The Home Secretary made clear she would not resign over the treatment of the Windrush generation, and secured the support of Downing Street and Conservative MPs.
But in a sign of the pressure Ms Rudd has faced over the past week, she refused to say if she had offered her resignation to the Prime Minister.
The Home Secretary was told she has the “total support” of Conservative MPs after being summoned to the Commons to explain why she told a committee on Wednesday that no targets exist for removing people from the UK.
She admitted the Home Office used ”local targets” for “internal performance management”, but said she hadn’t been aware of them and promised to ban them if they were being used “inappropriately”.

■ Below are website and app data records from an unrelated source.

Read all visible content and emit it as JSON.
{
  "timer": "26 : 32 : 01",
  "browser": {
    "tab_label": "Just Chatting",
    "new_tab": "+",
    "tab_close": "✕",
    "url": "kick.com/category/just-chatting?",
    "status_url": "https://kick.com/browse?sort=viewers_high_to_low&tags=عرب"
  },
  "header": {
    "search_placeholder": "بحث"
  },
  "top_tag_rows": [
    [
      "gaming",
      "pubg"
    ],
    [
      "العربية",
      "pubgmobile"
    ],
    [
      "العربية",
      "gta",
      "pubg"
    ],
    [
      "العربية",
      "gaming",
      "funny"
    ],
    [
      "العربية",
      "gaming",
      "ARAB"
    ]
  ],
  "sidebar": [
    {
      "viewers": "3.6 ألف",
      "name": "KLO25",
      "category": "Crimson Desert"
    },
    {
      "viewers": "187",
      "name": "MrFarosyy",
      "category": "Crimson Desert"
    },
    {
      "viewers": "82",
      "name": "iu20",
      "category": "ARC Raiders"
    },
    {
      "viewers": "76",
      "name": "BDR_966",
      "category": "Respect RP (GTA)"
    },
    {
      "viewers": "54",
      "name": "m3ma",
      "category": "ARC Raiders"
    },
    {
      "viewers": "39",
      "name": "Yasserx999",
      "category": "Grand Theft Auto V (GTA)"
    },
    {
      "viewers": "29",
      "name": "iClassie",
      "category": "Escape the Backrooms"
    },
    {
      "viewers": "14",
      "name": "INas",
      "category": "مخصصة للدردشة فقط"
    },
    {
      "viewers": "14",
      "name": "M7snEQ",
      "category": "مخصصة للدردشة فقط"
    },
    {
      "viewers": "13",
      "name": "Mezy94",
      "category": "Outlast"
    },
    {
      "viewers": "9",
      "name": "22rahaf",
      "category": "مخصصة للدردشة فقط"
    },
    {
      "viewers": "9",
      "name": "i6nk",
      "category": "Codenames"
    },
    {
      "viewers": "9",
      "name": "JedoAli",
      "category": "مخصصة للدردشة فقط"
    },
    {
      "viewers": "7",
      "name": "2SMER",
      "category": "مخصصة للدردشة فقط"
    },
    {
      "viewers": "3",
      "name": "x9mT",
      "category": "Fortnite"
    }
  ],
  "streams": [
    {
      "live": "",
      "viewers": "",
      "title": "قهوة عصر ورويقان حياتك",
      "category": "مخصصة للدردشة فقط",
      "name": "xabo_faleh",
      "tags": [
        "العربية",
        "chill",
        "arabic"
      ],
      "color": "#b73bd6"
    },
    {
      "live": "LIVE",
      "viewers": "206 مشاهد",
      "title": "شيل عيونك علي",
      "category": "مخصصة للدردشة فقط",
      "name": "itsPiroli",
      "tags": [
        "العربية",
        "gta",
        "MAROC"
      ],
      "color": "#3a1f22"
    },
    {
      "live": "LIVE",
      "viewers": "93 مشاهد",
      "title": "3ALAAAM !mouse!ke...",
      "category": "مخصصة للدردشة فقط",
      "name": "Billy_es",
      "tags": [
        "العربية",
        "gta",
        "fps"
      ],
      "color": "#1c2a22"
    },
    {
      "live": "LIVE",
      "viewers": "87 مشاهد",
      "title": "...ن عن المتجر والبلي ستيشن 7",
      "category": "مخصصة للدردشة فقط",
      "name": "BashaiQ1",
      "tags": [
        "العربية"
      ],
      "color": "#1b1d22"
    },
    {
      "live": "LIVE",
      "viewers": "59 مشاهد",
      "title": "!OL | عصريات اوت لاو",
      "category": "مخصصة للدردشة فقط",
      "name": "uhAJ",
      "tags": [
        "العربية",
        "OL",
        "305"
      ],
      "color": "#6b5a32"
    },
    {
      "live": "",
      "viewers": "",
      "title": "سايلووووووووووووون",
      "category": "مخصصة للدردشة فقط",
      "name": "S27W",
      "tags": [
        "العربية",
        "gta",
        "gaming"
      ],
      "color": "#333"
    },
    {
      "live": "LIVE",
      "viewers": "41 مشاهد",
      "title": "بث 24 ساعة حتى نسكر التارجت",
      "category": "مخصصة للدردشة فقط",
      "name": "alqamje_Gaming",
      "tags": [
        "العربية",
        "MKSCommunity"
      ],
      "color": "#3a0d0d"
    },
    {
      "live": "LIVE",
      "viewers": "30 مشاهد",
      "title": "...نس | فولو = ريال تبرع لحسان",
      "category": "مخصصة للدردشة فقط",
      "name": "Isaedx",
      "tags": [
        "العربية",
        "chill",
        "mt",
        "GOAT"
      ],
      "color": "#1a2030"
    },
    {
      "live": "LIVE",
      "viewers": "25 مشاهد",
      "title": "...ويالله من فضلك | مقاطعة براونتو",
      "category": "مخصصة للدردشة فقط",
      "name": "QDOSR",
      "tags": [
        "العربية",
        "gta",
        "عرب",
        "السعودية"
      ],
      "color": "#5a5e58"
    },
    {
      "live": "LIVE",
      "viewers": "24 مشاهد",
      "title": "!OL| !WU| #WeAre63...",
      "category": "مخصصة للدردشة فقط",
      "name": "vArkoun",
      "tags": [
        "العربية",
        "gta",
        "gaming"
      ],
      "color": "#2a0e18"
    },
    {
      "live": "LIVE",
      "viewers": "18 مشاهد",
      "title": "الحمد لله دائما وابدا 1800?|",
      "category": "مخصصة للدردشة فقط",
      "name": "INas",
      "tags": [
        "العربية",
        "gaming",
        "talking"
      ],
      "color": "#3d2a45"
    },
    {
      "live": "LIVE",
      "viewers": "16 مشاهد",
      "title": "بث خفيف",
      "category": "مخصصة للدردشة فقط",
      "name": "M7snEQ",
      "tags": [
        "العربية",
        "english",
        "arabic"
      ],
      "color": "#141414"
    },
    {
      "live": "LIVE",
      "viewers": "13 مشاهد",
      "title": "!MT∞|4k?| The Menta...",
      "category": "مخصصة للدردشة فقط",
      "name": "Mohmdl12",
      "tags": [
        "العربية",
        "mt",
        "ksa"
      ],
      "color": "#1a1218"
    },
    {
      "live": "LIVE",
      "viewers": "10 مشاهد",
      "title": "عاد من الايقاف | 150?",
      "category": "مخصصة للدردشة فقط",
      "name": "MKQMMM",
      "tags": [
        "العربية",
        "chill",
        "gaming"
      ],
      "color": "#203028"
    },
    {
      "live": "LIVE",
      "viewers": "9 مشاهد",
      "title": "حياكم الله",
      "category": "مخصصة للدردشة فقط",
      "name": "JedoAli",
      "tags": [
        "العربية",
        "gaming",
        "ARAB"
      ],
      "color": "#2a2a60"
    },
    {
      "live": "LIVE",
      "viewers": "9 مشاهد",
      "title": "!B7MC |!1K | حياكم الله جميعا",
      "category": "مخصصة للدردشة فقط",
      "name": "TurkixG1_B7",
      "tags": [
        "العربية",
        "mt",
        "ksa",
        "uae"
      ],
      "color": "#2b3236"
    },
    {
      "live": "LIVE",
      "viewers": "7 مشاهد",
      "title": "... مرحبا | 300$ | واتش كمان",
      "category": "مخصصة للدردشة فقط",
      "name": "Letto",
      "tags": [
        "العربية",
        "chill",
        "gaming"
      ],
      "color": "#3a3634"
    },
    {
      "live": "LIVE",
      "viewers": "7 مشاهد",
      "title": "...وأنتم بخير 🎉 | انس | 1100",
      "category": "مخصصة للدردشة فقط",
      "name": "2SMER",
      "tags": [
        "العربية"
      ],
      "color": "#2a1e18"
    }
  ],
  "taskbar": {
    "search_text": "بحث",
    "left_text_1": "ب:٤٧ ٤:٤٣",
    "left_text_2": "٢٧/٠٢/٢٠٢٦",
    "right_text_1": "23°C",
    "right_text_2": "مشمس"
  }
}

A 2015 report that came to light yesterday showed the Home Office did set targets for voluntary departures of people who could not lawfully stay in the UK. Civil Service union leaders said there were local targets for deportations.
SNP MP Alison Thewliss told Ms Rudd she had presided over “a litany of callous incompetence in the Home Office department”.
“The Home Secretary must come clean over this shameful scandal, stop shielding the Prime Minister, and do the right thing and resign,” Ms Thewliss said.
Later, speaking to journalists at a Westminster lunch event, Ms Rudd said: “I have not approved or seen or cleared any targets for removals looking ahead, and looking ahead I will not be doing that.”
The Home Secretary said she felt “very serious and responsible”, outlining a series of changes for her department.
“I want to make sure we focus more on the individual,” Ms Rudd said. “I’m confident that we will see a marked change in tone.”
Asked whether she regarded herself as a future leadership contender, she said: “I’m pretty much focused on what I have got to do now. I am not thinking about any balls coming out to the boundary, I’m just thinking about staying in the game.”
Ms Rudd denied she had been used as a “human shield” to deflect criticism away from Prime Minister Theresa May. But she did joke that she was unable to take advantage of ministers’ usual first line of defence in a crisis, “blaming your predecessor”.